This freezer drawer has stayed organized for weeks now, and I know it always will, because finally, Everything. Has. A. Home. No digging around. No buying something because you didn’t know you already had some, buried in the bottom of the messy pile.
What do you think? How do you organize your freezer? If you’re interested in the bins I used, here’s the link. I used the medium sized.
Here’s an abrupt segue. (Have you ever noticed anyone using that word but spelling it segway? No.) From freezer organization to my father.
The other day after working in my office for hours, I happened upon a site where old high school yearbooks could be viewed online, page by page. It was free to view them, so of course I spent a long time looking through the old Covina High School yearbooks. I grew up in Covina, California, graduated from Covina High School in 1975, and my brothers Larry and Steve graduated in 1960 and 1965.
My father was a well-known basketball coach at my high school, and he taught and coached there from 1947 until he retired from coaching in 1974. A lot of people land on my blog after Googling Doc Sooter. Anyway, we had yearbooks in our house, but not from his earliest years at Covina High, so it was very good for me to sit and scroll through photos I’ve never seen of my dad.

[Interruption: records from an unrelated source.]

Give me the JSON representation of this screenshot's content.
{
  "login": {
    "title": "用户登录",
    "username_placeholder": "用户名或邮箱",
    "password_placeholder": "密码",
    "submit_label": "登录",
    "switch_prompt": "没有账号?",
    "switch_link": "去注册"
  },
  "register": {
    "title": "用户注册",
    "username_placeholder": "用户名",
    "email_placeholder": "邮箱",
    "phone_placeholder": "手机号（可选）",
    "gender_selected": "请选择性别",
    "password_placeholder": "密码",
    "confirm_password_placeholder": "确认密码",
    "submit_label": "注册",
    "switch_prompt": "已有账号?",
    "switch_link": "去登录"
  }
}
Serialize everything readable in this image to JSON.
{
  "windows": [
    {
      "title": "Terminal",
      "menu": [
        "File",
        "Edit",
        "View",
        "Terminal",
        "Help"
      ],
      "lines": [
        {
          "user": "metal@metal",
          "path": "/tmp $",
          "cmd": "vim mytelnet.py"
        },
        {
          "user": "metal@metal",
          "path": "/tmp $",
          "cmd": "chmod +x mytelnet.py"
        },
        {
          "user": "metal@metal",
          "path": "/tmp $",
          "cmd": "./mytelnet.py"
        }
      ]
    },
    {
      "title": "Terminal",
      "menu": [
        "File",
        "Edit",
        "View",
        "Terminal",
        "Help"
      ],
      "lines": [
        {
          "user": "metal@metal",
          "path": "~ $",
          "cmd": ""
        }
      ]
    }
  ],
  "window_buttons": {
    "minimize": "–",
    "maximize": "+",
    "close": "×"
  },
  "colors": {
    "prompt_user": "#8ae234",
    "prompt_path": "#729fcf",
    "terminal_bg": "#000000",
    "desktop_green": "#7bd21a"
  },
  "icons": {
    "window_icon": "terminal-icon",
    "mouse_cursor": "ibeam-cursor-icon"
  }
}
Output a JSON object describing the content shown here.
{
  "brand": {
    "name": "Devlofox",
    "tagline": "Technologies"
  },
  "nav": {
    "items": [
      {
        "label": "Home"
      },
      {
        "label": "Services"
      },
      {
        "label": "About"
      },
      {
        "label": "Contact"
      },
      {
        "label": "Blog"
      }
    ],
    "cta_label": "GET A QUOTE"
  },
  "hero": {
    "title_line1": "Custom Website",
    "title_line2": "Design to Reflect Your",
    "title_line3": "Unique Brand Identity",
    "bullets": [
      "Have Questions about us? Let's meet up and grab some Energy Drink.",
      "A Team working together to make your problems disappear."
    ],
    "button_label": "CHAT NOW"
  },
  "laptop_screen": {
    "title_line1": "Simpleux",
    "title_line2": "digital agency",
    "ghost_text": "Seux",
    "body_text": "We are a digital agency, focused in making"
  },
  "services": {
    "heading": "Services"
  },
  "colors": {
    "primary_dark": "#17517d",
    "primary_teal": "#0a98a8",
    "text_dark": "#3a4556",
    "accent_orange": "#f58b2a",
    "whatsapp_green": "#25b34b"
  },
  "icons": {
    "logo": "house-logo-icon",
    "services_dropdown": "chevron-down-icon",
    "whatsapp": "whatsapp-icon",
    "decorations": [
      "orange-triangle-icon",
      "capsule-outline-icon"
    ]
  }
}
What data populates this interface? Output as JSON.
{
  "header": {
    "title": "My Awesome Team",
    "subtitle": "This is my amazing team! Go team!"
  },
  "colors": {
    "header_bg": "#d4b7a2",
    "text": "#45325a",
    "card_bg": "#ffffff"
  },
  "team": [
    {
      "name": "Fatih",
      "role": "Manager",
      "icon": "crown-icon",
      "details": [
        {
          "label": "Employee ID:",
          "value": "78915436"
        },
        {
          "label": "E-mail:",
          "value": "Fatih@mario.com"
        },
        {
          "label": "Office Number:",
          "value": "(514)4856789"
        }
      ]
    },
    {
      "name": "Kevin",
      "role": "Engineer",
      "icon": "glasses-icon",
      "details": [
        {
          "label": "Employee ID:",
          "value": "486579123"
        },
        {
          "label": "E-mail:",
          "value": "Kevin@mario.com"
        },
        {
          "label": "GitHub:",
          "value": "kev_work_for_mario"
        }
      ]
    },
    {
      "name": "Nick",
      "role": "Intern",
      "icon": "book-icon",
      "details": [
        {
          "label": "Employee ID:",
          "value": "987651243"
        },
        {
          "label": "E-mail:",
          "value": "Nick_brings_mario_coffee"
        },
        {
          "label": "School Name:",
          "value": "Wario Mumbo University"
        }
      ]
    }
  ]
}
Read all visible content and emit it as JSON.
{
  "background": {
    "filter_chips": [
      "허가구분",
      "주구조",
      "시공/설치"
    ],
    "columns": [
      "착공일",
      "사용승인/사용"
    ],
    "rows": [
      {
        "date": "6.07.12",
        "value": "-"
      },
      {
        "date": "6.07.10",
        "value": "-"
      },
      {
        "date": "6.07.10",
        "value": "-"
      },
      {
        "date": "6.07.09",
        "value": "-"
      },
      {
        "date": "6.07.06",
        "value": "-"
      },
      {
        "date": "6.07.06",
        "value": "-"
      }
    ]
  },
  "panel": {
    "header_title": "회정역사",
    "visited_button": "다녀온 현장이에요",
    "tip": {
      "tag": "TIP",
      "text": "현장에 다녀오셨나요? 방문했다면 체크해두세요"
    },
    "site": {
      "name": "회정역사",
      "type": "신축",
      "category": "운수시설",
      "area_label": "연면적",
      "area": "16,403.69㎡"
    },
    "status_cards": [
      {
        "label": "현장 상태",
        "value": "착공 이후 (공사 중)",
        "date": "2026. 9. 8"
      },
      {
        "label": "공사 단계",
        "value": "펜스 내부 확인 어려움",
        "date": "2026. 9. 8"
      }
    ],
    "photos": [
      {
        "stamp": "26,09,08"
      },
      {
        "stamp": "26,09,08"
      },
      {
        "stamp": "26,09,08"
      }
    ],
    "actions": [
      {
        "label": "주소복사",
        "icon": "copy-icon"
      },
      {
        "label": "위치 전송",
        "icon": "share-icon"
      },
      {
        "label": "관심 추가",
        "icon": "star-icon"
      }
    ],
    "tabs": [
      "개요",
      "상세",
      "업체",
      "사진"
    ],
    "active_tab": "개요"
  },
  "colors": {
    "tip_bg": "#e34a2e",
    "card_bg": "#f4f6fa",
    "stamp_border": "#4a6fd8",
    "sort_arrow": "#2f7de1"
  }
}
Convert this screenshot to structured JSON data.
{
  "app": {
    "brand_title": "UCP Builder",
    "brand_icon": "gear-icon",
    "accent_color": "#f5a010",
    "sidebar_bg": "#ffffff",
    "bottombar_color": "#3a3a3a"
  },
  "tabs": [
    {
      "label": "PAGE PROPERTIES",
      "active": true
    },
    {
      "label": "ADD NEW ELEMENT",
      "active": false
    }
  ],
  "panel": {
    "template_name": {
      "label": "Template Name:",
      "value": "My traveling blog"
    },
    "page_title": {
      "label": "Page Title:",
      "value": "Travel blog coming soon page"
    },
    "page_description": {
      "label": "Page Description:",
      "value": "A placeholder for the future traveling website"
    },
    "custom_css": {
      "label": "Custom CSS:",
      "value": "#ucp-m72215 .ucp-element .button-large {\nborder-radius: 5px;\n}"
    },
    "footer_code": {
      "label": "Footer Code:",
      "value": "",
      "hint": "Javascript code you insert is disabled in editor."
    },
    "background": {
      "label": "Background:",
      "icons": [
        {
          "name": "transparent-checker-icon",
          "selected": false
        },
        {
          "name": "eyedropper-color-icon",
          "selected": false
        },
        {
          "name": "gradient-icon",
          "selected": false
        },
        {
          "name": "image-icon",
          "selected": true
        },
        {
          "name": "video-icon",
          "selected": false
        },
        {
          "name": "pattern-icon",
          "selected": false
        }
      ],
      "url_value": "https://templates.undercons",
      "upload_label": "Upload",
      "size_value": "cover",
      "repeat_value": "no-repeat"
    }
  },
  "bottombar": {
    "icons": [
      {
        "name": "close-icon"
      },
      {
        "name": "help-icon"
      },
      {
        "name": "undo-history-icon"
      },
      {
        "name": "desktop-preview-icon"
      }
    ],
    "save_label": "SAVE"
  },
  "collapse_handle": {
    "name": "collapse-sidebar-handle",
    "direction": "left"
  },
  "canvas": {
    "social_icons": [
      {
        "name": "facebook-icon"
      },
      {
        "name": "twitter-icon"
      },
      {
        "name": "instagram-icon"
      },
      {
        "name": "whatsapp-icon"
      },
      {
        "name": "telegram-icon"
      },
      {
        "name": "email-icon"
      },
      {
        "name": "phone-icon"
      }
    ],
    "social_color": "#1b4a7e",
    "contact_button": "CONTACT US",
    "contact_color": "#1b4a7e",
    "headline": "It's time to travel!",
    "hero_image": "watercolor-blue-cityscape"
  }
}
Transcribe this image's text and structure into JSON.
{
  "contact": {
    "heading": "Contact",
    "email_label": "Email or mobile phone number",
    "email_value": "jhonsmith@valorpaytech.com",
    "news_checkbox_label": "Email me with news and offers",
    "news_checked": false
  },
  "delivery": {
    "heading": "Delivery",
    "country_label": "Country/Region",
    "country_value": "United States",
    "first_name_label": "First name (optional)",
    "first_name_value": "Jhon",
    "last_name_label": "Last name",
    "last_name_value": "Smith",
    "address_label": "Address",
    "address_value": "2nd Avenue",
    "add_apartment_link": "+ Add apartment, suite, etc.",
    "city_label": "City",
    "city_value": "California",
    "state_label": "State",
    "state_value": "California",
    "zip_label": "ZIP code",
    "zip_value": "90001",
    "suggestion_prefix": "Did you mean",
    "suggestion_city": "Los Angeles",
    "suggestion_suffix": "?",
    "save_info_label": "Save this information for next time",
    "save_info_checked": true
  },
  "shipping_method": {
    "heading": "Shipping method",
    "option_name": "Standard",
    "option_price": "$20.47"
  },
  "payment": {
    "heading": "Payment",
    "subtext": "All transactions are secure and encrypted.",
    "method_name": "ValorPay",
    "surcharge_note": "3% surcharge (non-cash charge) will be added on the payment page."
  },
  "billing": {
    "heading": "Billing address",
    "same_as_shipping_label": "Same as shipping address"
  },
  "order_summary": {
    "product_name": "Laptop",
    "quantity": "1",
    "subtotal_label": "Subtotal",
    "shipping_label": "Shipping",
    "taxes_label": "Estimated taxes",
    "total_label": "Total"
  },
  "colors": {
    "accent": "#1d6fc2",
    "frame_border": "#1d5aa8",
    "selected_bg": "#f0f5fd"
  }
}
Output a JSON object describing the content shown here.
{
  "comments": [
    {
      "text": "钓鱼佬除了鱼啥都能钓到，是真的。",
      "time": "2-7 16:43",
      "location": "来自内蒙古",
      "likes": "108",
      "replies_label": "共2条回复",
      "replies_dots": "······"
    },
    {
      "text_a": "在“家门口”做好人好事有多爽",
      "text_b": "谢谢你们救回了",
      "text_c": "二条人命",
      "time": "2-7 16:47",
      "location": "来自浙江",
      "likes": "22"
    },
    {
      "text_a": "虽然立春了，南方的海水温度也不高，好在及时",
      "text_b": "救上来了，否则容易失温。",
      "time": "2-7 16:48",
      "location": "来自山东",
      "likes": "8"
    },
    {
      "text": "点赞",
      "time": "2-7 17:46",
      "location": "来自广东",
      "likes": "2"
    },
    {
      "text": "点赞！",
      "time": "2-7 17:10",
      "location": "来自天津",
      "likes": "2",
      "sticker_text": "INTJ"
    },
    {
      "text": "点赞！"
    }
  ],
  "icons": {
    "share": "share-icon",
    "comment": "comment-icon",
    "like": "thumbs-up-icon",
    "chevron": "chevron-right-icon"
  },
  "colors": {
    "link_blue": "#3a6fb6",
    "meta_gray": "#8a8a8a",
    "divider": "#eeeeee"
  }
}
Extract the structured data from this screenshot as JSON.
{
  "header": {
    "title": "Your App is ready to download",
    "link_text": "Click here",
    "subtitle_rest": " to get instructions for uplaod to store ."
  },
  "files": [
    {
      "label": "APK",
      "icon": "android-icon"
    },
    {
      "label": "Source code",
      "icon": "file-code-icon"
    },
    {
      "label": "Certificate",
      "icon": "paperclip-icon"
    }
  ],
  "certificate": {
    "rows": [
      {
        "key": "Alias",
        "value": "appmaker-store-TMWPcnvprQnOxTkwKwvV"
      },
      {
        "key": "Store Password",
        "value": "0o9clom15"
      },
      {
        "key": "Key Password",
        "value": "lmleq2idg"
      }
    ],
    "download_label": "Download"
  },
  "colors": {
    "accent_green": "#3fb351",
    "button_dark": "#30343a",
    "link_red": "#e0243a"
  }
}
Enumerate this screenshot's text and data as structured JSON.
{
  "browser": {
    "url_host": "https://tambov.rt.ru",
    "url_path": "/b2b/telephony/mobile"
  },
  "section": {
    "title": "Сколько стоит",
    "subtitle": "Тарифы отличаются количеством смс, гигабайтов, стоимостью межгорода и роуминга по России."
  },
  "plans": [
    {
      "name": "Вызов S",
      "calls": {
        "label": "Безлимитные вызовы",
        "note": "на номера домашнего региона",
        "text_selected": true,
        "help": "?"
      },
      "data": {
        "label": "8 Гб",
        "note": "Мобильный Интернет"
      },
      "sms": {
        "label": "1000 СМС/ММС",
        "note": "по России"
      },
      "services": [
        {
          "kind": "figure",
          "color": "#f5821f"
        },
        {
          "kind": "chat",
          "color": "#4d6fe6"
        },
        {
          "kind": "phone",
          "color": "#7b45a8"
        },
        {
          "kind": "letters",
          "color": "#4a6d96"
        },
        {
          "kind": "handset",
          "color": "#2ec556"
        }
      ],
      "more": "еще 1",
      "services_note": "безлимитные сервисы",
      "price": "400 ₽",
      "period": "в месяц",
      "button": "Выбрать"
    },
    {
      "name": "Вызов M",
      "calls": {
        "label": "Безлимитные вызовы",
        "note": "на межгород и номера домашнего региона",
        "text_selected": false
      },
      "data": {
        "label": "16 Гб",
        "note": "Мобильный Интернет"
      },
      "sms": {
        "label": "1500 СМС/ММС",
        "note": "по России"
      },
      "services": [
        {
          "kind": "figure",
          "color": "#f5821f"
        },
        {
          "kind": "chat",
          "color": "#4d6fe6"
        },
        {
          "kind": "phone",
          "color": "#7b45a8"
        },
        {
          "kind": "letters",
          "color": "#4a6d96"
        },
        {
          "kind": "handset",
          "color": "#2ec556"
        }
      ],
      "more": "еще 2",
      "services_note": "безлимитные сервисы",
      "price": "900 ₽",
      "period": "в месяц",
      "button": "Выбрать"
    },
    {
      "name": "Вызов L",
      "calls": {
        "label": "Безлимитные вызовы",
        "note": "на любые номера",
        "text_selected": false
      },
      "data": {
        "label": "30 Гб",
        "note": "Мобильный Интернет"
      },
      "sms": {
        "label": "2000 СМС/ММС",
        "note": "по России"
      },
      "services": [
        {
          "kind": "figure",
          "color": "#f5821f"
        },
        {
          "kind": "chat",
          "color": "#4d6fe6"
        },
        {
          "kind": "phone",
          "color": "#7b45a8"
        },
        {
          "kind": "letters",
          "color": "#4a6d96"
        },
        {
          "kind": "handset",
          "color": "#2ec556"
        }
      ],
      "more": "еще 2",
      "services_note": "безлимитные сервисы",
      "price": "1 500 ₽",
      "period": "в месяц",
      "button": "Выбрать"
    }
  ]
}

He was 29 years old in this one, taken in 1949, and my brothers were 7 and 2 at the time. Look at those lapels! And that shirt collar.
This might be my favorite below, a headshot taken in 1952 when he was 32 years old. That hair! I see myself in this picture a little — the deep set eyes, the low brows. And I have my father’s ears.
Another picture I’d never seen, taken in the early 1950s before I was born:
I’m grateful that often the passage of time blurs memories a bit. I don’t want them blurred too much, but the way the harsh edges are softened can be a good thing. My dad made some choices that affected our family in ways some never recovered from. But he also worked hard, loved people (especially the underdog), listened well, remembered names and knew how to be a good friend, had a whip-smart mind, was the best grandpa who ever was, and he loved me. Perhaps one of the most remarkable gifts he gave me was loving my company. If I wanted to go with him somewhere, the answer was always yes. If I had questions, he had time. He told me and showed me that he loved me. And wonder of wonders, my dad was the son of a pastor who took me to Sunday School from the time I was three years old, where I heard about the love and power and mercy of Jesus Christ.
Honestly…. that changed everything.